MSC5823 Diversity and Crime

Spring II

MSC5363 Theories of Justice
MSC Core Elective

Summer I

MSC5713 Resocialization of Law Violators
MSC6873 Practicum or Field Study

Summer II

MSC6363 Leadership in Criminal Justice
MSC Core Elective

Master of Science in Criminology
  • Criminology Core Courses (24 credit hours)
  • Criminology Electives (6 credit hours)
  • Master’s Thesis (6 credit hours)

Fall I

MSC5103 Crime Victims
MSC6103 Critical Issues in Justice

Fall II

MSC5603 Advanced Research Methods
MSC Core Elective

Spring I

MSC5863 Advanced Studies in Criminological Theory
MSC5823 Diversity and Crime

Spring II

MSC5363 Theories of Justice
MSC Core Elective

Summer I

MSC5713 Resocialization of Law Violators
MSC6873 Practicum or Field Study

Summer II

MSC6886 Master’s Thesis Hours (6)

Course Descriptions

5103 Crime Victims

Analysis of the victimology model. Emphasis is on the victim, the aca­demic institutional perspective, the criminal justice perspective, and the statistical approach.

5603 Advanced Research Methods

In this course students create, synthesize, and defend one of four types of a mixed method research design, students are expected to have had a basic research course, which included qualitative and quantitative data methods.

6103 Critical Issues in Justice

This course analyzes contemporary issues confronting the criminal justice system. The topics change over-time, reflecting current issues facing the system, e.g., the death penalty, restorative justice, or eth­ics.

5863 Criminological Theory

This course is an advanced theory course on criminological theory. Students complete an in-depth analysis of contemporary theories.

5823 Diversity and Crime

This course critically examines major theories, research findings, poli­cies, and controversies concerning race/ethnicity, gender, class, sexu­ality and crime.

5363 Theories of Justice 3

This course explores one of the most prominent theoretical construc­tions of justice compared to other concepts of justice: John Rawl’s Theory of Justice.

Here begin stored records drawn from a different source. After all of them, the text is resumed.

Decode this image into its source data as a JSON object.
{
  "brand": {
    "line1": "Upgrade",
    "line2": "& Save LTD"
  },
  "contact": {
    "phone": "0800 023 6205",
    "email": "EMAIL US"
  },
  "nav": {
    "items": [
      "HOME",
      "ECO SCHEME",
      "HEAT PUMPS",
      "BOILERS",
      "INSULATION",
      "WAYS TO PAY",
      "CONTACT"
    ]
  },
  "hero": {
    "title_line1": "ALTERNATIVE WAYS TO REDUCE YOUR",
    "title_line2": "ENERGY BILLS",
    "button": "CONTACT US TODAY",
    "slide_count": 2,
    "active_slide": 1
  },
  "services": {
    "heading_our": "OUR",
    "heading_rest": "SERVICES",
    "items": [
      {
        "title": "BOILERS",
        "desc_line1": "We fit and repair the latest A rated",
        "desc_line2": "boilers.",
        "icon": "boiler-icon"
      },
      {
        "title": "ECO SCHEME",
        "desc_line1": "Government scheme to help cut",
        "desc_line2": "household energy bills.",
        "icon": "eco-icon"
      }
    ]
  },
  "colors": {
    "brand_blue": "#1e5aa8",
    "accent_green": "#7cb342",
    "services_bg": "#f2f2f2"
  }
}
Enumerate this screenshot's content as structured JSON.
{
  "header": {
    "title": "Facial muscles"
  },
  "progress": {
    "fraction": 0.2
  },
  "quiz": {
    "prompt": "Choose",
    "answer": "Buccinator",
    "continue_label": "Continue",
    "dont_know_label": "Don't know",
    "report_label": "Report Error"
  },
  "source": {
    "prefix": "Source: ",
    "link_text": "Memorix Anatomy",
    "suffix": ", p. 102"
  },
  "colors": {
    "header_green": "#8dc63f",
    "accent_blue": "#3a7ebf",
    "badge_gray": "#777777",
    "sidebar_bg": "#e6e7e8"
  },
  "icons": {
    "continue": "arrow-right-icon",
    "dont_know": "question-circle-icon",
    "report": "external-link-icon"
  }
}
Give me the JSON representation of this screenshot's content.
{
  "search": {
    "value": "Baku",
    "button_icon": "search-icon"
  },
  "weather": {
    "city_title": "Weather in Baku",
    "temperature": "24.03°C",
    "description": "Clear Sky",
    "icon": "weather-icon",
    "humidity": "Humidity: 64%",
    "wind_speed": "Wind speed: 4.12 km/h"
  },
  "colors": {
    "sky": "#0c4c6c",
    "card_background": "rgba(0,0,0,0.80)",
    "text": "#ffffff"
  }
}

5713 Resocialization of Law Violators

A major objective of correctional agencies has been to change per­sons convicted of crime so that they are reformed, resocialized, treated, or modified. This course deals with the issue of such changes and examines techniques of producing changes.

6873 Practicum or Field Study  

Students sign a contract and are placed with criminal justice agencies for a minimum of forty hours per credit hour. Students will keep field notes, be evaluated at the practicum site, and write a paper directly related to the practicum assignment.

6886 Master’s Thesis Hours  

Crafting and editing the master’s thesis consisting of original research in the field of criminology and approval of the student’s the­sis committee. Final course prior to graduation from program. Course may be repeated until master thesis is completed and defended according to departmental standards.

6563 Leadership in Criminal Justice  

Focuses on leadership and administration of criminal justice institutions.  Topics include ethics, organizational change, power and influence, conflict, and communication.